"There are still a lot of people in this country prepared to believe he is special and above the fray," Mr Karadzole said.
That would explain why he has acted through the government, not his party, and chosen to communicate with the students while ignoring the organised opposition. It explains why the government leaks have talked about punishing those responsible for the election fiasco and reshuffling the cabinet. And it explains why the JUL, the hardline Communist party run by Mr Milosevic's wife, Mirjana Markovic, has been shunted aside in the manoeuvres of the past few days.
Will all this be enough to keep Mr Milosevic at the helm? The Organisation for Security and Co-operation in Europe, which issued a damning report into the rigged elections at the end of December, is insisting on a definitive answer by Thursday. The United States is threatening sanctions if there is any prevarication. The Serbian people have had many of their previous illusions about Mr Milosevic shattered by the last two months of protest, and the street demonstrators are vowing to keep up their pressure. So it will be a delicate operation.
If Mr Milosevic is successful, he will appease the international community, give his government a more open-minded profile, crack open the united front now being presented by the opposition and rebuild his personal popularity - less, this time, through propaganda in the state media and more through political savvy.
But he has a long way to go. The economy is in ruins and the prospects for a rapid injection of foreign credit look dim while he remains in power. The JUL, once intended as the means with which to build up a revitalised Serbian left, is a millstone around his neck which he cannot easily get rid of because of his wife.
There are questions, too, about Mr Milosevic's feel for political reality after so many years as the undisputed strongman of the region.
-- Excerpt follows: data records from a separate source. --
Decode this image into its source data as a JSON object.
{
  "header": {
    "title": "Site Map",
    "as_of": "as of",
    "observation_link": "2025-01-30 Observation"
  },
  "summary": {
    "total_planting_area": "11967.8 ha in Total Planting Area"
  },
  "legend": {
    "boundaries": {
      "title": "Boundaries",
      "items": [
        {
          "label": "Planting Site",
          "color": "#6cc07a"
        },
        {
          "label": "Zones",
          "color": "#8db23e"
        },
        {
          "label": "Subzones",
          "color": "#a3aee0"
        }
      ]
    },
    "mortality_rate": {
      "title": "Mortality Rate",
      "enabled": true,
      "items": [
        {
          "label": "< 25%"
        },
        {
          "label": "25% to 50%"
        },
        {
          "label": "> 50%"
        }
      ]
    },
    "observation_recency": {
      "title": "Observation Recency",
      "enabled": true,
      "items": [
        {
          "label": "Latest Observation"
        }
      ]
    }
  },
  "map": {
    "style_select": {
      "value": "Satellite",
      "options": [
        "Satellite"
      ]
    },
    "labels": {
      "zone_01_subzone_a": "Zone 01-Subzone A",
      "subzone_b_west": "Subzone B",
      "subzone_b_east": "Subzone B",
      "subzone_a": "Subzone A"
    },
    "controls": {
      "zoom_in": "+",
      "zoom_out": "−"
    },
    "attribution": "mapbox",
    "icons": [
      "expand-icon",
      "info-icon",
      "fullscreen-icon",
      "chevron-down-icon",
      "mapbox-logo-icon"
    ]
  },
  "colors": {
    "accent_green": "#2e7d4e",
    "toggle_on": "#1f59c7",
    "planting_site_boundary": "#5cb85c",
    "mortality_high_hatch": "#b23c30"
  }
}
"Every day that passes without a resolution gives us more ammunition," said Miodrag Perisic, vice-president of the opposition Democratic Party, "and makes the international community more convinced that he has to go."